- [EXERCISE INSTRUCTIONS]:
Locate each line of the material that contains "супермаркеты", then return it.
§ §
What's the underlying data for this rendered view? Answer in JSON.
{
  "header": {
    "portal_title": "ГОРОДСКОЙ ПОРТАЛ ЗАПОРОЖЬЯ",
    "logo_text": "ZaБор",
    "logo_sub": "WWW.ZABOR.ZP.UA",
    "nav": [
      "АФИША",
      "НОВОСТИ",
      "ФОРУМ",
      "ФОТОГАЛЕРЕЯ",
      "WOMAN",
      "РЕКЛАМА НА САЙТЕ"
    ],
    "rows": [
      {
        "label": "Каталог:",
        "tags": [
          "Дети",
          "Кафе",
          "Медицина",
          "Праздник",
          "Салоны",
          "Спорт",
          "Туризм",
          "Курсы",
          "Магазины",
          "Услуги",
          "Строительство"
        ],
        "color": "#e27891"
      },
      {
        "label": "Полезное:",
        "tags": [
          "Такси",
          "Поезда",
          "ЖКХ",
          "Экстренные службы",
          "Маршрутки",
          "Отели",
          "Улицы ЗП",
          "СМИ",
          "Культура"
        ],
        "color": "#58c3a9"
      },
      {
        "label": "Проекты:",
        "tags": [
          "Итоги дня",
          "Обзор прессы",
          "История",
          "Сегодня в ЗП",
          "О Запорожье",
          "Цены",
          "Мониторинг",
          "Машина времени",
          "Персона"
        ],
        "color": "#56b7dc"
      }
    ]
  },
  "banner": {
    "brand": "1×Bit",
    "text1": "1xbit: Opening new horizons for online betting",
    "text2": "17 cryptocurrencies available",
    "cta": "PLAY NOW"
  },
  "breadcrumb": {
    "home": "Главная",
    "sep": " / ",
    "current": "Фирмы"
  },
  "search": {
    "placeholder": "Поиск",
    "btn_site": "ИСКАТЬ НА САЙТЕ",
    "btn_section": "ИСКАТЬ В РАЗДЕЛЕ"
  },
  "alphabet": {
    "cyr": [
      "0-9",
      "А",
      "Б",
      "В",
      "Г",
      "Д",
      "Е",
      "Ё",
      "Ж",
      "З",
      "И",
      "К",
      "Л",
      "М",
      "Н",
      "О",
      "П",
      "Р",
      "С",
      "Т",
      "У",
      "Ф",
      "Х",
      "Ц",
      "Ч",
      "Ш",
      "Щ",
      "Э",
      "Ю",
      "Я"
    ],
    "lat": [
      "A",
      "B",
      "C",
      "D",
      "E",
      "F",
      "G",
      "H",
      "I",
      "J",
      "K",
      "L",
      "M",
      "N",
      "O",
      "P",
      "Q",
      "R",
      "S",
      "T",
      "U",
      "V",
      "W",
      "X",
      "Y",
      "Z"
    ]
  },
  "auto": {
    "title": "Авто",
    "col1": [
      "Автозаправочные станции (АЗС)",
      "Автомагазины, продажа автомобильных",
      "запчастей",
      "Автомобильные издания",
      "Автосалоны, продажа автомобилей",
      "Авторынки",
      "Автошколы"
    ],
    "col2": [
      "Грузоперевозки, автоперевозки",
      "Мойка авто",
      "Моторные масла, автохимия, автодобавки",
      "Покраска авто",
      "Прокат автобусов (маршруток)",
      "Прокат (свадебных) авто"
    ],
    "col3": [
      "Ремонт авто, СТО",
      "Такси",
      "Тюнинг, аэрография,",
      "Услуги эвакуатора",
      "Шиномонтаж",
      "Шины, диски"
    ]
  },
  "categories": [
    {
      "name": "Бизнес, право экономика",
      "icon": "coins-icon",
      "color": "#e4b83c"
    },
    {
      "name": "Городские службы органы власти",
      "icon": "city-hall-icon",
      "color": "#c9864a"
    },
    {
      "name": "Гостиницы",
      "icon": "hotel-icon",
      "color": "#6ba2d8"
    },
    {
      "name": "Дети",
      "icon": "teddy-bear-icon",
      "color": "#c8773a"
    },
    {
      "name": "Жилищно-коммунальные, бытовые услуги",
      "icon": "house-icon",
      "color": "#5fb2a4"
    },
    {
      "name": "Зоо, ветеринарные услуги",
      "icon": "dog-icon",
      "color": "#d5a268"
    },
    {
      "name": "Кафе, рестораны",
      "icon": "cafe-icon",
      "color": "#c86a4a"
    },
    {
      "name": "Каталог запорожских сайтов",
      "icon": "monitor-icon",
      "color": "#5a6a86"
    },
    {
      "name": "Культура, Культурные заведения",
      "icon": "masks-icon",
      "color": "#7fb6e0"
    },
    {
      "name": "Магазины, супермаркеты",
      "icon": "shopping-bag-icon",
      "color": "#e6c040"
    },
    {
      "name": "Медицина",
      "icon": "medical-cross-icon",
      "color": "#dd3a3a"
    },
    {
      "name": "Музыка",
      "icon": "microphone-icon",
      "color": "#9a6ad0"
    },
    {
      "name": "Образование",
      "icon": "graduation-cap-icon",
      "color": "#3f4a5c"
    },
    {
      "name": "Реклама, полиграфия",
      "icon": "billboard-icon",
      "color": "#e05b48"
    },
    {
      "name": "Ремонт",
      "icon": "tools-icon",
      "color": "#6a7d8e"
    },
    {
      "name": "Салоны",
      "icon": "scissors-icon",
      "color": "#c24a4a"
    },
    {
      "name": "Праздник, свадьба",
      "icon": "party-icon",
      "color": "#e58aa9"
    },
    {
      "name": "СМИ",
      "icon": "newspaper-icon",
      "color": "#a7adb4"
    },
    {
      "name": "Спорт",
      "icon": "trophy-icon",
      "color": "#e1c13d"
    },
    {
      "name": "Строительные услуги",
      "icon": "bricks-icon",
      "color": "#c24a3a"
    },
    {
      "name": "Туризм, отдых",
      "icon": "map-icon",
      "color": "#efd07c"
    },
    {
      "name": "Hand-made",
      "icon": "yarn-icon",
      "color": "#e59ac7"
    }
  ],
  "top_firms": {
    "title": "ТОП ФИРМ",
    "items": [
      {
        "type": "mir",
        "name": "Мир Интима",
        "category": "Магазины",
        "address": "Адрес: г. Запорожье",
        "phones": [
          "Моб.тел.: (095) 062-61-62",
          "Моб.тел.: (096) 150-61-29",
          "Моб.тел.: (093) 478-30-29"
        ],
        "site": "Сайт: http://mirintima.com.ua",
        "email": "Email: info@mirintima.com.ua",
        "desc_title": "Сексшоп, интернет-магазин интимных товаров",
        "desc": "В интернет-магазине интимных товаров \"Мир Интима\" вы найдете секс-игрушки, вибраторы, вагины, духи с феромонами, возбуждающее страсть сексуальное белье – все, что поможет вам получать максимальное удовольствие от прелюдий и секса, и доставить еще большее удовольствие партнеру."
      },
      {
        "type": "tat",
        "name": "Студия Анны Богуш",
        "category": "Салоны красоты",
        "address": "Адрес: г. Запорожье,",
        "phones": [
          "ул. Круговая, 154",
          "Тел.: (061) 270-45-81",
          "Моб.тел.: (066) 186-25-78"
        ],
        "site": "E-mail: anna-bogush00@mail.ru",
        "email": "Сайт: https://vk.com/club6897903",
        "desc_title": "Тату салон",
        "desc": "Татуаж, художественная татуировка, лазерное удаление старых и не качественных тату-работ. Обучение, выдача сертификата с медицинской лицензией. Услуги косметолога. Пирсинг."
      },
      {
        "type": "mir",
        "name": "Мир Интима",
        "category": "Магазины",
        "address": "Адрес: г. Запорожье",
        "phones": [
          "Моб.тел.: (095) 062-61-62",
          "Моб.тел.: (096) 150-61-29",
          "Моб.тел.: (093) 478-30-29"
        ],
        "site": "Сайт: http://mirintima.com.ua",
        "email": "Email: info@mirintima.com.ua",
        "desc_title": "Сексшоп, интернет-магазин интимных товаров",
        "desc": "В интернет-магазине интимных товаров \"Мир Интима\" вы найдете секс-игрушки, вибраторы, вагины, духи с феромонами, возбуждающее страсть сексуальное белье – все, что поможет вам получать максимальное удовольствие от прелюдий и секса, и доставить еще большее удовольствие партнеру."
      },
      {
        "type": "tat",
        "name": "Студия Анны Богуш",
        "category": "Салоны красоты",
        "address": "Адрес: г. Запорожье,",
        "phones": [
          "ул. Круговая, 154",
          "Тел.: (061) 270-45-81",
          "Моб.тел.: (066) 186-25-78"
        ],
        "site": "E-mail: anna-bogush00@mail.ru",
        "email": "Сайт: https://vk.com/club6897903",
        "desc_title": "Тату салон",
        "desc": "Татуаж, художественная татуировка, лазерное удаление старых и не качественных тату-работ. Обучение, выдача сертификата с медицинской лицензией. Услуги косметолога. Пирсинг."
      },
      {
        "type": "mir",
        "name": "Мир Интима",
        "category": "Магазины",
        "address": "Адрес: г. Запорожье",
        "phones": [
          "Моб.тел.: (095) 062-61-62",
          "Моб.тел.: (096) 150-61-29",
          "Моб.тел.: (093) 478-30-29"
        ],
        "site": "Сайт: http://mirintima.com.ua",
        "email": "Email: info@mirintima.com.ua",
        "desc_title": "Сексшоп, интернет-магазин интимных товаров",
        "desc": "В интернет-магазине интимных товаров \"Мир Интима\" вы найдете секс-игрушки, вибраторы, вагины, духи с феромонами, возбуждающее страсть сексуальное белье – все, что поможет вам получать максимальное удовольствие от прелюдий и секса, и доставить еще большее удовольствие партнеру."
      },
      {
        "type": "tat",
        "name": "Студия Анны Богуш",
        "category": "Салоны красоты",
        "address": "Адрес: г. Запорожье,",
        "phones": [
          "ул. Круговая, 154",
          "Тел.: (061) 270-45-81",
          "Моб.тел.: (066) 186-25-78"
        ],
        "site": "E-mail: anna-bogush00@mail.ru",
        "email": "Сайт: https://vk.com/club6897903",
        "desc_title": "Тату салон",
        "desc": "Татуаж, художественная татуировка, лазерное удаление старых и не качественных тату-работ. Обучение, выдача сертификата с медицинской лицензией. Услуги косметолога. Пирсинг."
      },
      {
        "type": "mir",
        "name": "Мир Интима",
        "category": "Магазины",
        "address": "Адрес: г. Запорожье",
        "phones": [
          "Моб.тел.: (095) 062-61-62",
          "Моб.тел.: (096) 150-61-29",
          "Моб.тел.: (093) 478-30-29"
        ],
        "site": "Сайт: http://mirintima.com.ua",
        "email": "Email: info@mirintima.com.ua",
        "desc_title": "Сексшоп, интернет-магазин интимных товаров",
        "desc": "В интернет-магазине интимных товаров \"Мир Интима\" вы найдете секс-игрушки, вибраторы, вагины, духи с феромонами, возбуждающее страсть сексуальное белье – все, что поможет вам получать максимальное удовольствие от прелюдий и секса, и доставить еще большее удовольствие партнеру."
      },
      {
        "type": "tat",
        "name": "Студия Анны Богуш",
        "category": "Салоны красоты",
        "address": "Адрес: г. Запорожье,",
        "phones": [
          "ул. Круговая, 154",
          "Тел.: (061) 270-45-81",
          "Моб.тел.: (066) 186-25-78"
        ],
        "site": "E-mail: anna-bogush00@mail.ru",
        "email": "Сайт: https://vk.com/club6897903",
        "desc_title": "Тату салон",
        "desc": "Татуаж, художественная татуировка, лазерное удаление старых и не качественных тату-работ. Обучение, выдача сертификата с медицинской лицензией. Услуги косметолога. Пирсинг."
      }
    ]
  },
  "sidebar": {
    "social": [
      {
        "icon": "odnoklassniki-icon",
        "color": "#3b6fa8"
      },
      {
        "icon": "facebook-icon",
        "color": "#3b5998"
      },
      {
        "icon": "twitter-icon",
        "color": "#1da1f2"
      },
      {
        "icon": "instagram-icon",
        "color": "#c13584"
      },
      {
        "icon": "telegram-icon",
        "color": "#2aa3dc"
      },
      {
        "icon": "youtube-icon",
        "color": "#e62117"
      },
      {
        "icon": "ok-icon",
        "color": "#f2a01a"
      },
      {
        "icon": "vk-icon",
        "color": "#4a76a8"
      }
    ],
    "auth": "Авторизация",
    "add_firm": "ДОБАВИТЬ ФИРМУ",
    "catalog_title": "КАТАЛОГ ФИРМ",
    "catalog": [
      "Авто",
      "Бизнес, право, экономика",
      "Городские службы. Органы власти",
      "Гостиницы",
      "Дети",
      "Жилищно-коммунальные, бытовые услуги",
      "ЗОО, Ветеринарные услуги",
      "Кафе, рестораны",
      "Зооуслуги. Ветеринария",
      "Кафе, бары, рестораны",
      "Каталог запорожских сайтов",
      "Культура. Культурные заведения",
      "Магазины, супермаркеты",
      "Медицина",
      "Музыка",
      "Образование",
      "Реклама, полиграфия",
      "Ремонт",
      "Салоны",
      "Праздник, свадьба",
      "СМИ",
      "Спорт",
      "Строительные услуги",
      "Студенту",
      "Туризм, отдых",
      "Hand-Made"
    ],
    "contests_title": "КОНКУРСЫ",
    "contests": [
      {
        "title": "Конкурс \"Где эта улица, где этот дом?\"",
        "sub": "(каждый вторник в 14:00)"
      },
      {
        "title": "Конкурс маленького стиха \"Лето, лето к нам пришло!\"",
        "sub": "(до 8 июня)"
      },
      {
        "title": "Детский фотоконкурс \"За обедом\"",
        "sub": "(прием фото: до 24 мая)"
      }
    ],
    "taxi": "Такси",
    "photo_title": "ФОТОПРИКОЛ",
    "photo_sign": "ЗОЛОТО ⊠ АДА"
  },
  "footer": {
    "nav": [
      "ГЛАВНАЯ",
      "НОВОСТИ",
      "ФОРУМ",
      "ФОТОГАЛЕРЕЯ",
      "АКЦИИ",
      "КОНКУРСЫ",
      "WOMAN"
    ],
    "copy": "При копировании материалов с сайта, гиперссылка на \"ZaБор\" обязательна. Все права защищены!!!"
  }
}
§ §
- [OUTPUT OF THE EXERCISE]:
      "name": "Магазины, супермаркеты",
      "Магазины, супермаркеты",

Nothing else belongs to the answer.